Essentially defining the smartwatch category, the first flagship device hardly had any competition when it shipped in 2013 (at least for some people). Now, more mature and a bit more refined, version 2 will go up against the biggest names in the tech industry, hoping to entice shoppers who have no idea what Kickstarter is. 

See also: Meet The New Pebble Time—Though Getting One Will Take … Time

Now we’ll find out if Pebble can make the leap from smartwatch pioneer to mainstream market player—or if the likes of Google and Apple are going to snuff out all of Pebble’s early success. 

Time, Do Tell

Pebble Time Steel

The journey began back in April 2012 with the most successful Kickstarter ever (a trick Pebble would repeat with the Time). That’s a full three years before Apple’s own smartwatch debuted, but—as the iPod proved—starting off first doesn’t always mean winning the race. 

See also: Apple Has Finally Approved Pebble’s Apps

The market that the Pebble Time enters now is significantly different than the one the first Pebble met. In 2015, we’re now awash with all sorts of wearables, giving consumers plenty of choices. No less than a dozen Android Wear watches have entered the market, not to mention options from the likes of Apple, Samsung and others. 

The most identifiable smartwatch now, at least for the general public, is the Apple Watch. ReadWrite editor Adriana Lee tells me that strangers regularly ask about her Apple gizmo, pointing to the Pebble Time on her wrist—a scenario that underscores the relative identity problem that could plague the small company. 
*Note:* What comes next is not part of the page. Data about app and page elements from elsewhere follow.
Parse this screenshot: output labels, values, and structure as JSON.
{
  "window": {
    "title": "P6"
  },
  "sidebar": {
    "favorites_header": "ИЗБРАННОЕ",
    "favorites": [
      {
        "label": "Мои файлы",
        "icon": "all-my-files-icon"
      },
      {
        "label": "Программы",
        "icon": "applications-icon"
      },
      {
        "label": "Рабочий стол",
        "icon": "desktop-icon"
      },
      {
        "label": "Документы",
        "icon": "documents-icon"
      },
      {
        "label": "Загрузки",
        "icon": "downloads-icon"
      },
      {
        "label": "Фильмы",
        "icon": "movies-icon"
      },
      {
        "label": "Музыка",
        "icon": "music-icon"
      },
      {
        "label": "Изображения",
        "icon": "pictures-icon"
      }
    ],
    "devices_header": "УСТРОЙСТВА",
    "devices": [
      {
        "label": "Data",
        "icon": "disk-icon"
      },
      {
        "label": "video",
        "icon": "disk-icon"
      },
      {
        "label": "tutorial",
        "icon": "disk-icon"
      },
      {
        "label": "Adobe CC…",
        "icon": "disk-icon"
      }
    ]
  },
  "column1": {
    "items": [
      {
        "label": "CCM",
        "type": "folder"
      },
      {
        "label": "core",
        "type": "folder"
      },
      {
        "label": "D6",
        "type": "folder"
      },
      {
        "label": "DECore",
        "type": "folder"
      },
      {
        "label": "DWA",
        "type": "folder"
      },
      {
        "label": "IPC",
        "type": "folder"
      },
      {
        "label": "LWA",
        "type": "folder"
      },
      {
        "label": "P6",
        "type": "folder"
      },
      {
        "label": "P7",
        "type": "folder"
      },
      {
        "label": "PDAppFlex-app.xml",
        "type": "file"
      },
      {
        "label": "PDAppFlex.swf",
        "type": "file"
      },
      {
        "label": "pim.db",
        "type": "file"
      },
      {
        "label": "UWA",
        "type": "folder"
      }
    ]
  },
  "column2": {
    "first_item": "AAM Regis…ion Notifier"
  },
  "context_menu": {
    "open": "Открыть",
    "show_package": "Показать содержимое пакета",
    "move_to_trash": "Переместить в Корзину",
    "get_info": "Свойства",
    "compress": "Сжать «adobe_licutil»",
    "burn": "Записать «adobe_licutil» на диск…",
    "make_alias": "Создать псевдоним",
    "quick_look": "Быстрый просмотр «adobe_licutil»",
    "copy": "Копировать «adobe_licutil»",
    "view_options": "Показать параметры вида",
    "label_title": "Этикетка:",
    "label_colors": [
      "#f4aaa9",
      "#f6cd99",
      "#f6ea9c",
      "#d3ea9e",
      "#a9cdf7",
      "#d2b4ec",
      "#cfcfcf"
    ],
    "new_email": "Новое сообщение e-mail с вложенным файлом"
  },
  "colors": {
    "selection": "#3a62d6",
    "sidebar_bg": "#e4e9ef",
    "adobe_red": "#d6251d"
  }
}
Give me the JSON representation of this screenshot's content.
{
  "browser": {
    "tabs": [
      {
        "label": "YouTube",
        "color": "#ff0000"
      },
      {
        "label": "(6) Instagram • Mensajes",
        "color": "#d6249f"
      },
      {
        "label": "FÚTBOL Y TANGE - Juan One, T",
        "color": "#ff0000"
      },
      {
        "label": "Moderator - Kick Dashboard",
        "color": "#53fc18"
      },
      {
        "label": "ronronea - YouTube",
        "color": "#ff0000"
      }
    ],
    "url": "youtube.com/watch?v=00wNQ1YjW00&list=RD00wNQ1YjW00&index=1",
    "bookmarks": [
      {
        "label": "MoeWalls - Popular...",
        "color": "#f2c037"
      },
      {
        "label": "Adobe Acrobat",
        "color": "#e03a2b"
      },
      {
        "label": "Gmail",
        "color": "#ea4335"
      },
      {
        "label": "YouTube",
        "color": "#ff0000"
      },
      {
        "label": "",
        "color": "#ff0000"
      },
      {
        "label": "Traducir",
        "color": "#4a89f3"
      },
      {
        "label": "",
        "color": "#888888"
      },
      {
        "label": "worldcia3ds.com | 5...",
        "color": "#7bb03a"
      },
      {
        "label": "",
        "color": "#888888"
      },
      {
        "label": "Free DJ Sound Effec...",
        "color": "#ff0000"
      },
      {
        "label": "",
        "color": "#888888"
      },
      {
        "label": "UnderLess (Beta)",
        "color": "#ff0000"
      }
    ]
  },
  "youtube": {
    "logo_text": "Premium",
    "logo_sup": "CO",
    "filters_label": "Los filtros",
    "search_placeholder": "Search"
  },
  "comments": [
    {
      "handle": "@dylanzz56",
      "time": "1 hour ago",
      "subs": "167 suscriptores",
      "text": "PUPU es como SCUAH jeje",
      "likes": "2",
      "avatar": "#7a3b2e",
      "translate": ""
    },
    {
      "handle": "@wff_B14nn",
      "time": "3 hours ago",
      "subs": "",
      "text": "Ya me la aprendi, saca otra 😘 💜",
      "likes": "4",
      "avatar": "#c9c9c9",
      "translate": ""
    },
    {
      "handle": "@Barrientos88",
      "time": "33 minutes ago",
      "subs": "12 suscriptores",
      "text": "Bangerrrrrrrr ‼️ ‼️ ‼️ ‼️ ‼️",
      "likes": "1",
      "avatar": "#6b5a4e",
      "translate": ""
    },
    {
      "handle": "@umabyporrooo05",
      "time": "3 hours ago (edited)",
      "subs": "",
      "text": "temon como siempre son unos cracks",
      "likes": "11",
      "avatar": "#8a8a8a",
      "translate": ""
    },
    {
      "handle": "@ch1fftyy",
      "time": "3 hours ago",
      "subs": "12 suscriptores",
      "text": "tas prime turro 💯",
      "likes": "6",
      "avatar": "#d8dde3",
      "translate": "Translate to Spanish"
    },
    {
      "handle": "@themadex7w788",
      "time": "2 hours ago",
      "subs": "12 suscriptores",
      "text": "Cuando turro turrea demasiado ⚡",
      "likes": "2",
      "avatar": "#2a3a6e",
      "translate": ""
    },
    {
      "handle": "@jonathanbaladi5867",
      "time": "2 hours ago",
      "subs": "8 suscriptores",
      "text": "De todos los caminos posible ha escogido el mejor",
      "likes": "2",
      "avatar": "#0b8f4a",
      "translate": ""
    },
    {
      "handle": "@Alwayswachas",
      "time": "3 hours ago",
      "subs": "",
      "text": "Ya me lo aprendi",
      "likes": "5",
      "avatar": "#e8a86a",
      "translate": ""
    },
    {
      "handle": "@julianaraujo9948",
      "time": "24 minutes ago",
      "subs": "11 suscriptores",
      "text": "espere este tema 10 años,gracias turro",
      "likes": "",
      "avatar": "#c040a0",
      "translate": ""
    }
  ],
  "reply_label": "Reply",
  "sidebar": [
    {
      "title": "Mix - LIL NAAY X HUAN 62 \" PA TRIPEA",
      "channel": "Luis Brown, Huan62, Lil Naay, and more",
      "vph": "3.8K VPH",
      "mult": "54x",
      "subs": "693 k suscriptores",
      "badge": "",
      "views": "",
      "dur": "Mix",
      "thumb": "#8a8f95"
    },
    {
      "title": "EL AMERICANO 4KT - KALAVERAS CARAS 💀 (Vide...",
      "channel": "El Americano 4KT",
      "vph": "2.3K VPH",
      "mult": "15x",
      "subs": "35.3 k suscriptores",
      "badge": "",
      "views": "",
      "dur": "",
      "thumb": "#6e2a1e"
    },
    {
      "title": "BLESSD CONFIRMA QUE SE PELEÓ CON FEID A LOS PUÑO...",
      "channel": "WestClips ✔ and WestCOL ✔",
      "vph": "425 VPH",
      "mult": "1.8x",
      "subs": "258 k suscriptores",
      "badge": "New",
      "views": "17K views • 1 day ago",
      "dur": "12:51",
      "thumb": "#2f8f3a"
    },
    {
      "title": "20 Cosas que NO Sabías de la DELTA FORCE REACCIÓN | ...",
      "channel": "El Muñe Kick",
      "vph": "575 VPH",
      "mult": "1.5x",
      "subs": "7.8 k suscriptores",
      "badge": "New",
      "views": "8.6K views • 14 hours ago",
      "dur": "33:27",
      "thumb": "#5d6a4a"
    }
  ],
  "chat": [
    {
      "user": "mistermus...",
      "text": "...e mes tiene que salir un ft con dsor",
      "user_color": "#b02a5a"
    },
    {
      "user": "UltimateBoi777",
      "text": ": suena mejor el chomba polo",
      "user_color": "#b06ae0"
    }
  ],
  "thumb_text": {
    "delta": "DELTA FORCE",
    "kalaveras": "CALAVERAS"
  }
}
ASUS Zenwatch and Pebble Time
Apple Watch

To give Pebble its due, this David among Goliaths has upped its game: The Pebble Time is a stylish upgrade to the original—particularly the Pebble Time Steel—and its maker strived to create something original, in the form of a chronological timeline interface. 

Pebble’s software is also platform-agnostic to some degree, working for both Android users or people with iPhones, though not perfectly. (The watch’s functions vary, depending on the phone it’s paired with. For instance, Pebble’s new voice features, which work well with Android devices, can’t tie into Apple’s phone. No surprise there; the Siri voice assistant is a marquee Apple Watch feature.) 

For the casual Best Buy shopper, putting an asterisk or caveat on a key selling point could muck up the works. 

A Smartwatch For The Masses?

Smartstraps show Pebble is still innovating.

Getting close to 80,000 enthusiastic tech-savvy backers to crowdfund your device on Kickstarter is one thing—actually selling it to the rest of the world is another. 

In part, Pebble’s success will hinge on how well Best Buy shows it off, whether in stores or on the Web. The retail giant made a mess of selling the Asus ZenWatch, so if the chain doesn’t know how (or even if) to position the Pebble Time properly, then this could be similarly problematic. 

Fortunately for Pebble, this isn’t the first time the retailer has carried its smartwatch, though it’s not an iron-clad guarantee that it can or will do better this time. 

See also: Pebble Smartstraps Are Coming—And Here’s What They Might Do

Then there’s the peskier issue of how many people out there actually want a smartwatch in the first place. That’s still not at all remotely clear, and that’s something the whole industry is still trying to work out. 

The TL;DR version of the legions of Apple Watch reviews: “Nice device—not sure if I want one.”

If that’s the opinion of seasoned technology journalists and bloggers, then Best Buy’s staffers might struggle to persuade the average man or woman in the street that they should be leaving with a Pebble Time on their wrist. 

Pebble may surprise everyone and do what far larger tech makers still haven’t—which is convince the masses that they need a smartwatch to begin with. It will have to, if it hopes to cement its position. The company might even have a shot at making that happen. 

As far as challenges go, the small company has a habit of knocking them down. It got into wrist gadgets early, igniting the initial interest, and it broke crowdfunding records, not once, but twice. Pebble has been innovating as furiously as possible ever since. Now, it’s time to see what all that work amounts to. 

Photos by Adriana Lee for ReadWrite